(Image credit: Malwarebytes)

Whenever a friend or family member comes to me with a computer issue related to malware, one of the first things I recommend is running Malwarebytes. It's effective, and highly popular in tech-savvy circles because it's effective. Now the makers of Malwarebytes are trying their hands at a virtual private network (VPN) service simply called Privacy.

The timely launch comes as more people find themselves working from home amid the Coronavirus pandemic. VPNs offer an additional layer of security and privacy, and the best VPNs for gaming will do it without bogging down your internet connection.

The best ones usually come at a monetary cost as well, and this one is no exception—Privacy runs $59.99 per year as a standalone product and covers five Windows PCs. It can also be purchased as part of a bundle with Malwarebytes Premium for $89.99 per year.
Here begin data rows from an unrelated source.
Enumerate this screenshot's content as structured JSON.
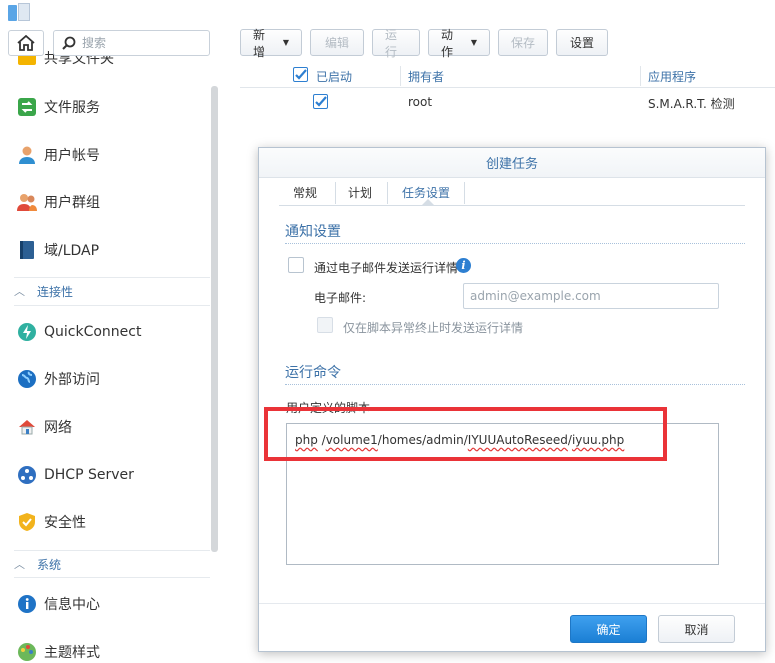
{
  "search": {
    "placeholder": "搜索"
  },
  "sidebar": {
    "items": [
      {
        "label": "共享文件夹",
        "icon": "shared-folder-icon"
      },
      {
        "label": "文件服务",
        "icon": "file-services-icon"
      },
      {
        "label": "用户帐号",
        "icon": "user-icon"
      },
      {
        "label": "用户群组",
        "icon": "group-icon"
      },
      {
        "label": "域/LDAP",
        "icon": "domain-ldap-icon"
      },
      {
        "label": "QuickConnect",
        "icon": "quickconnect-icon"
      },
      {
        "label": "外部访问",
        "icon": "external-access-icon"
      },
      {
        "label": "网络",
        "icon": "network-icon"
      },
      {
        "label": "DHCP Server",
        "icon": "dhcp-icon"
      },
      {
        "label": "安全性",
        "icon": "security-icon"
      },
      {
        "label": "信息中心",
        "icon": "info-center-icon"
      },
      {
        "label": "主题样式",
        "icon": "theme-icon"
      }
    ],
    "sections": [
      {
        "label": "连接性"
      },
      {
        "label": "系统"
      }
    ]
  },
  "toolbar": {
    "create": "新增",
    "edit": "编辑",
    "run": "运行",
    "action": "动作",
    "save": "保存",
    "settings": "设置"
  },
  "table": {
    "headers": {
      "enabled": "已启动",
      "owner": "拥有者",
      "application": "应用程序"
    },
    "rows": [
      {
        "owner": "root",
        "application": "S.M.A.R.T. 检测"
      }
    ]
  },
  "dialog": {
    "title": "创建任务",
    "tabs": [
      "常规",
      "计划",
      "任务设置"
    ],
    "notify": {
      "title": "通知设置",
      "send_email": "通过电子邮件发送运行详情",
      "email_label": "电子邮件:",
      "email_placeholder": "admin@example.com",
      "only_on_error": "仅在脚本异常终止时发送运行详情"
    },
    "run_command": {
      "title": "运行命令",
      "script_label": "用户定义的脚本",
      "script_parts": [
        "php",
        " /",
        "volume1",
        "/homes/admin/",
        "IYUUAutoReseed",
        "/",
        "iyuu.php"
      ]
    },
    "ok": "确定",
    "cancel": "取消"
  },
  "colors": {
    "accent": "#3d72a8",
    "primary_button": "#1b7fd4",
    "highlight": "#ea3338"
  }
}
I haven't given it a spin so I'll refrain from recommending, or not recommending, giving it a look. That said, it's at least promising, if we're taking the company at its word—Malwarebytes says Privacy uses a "highly efficient VPN protocol" with 256-bit AES encryption, and "doesn't slow down your computer."

"The new VPN does not log a users’ online activities and offers users a choice of virtual servers from over 30 countries in order to protect their real location," the company states in a press release.

Malwarebytes further claims it "does not collect user logs or telemetry data whatsoever," ensuring users that their data remains private, even from their own eyes. The company expanded on this in an email to PCMag, saying it "does not retain or log any data related to web traffic, DNS requests, IP addresses, user bandwidth, or connections once connected to the VPN server."

For now, Privacy is only available on Windows. Malwarebytes says it will also be available for Macs, Android and iOS devices, and Chrome devices soon.

Paul has been playing PC games and raking his knuckles on computer hardware since the Commodore 64. He does not have any tattoos, but thinks it would be cool to get one that reads LOAD"*",8,1. In his off time, he rides motorcycles and wrestles alligators (only one of those is true).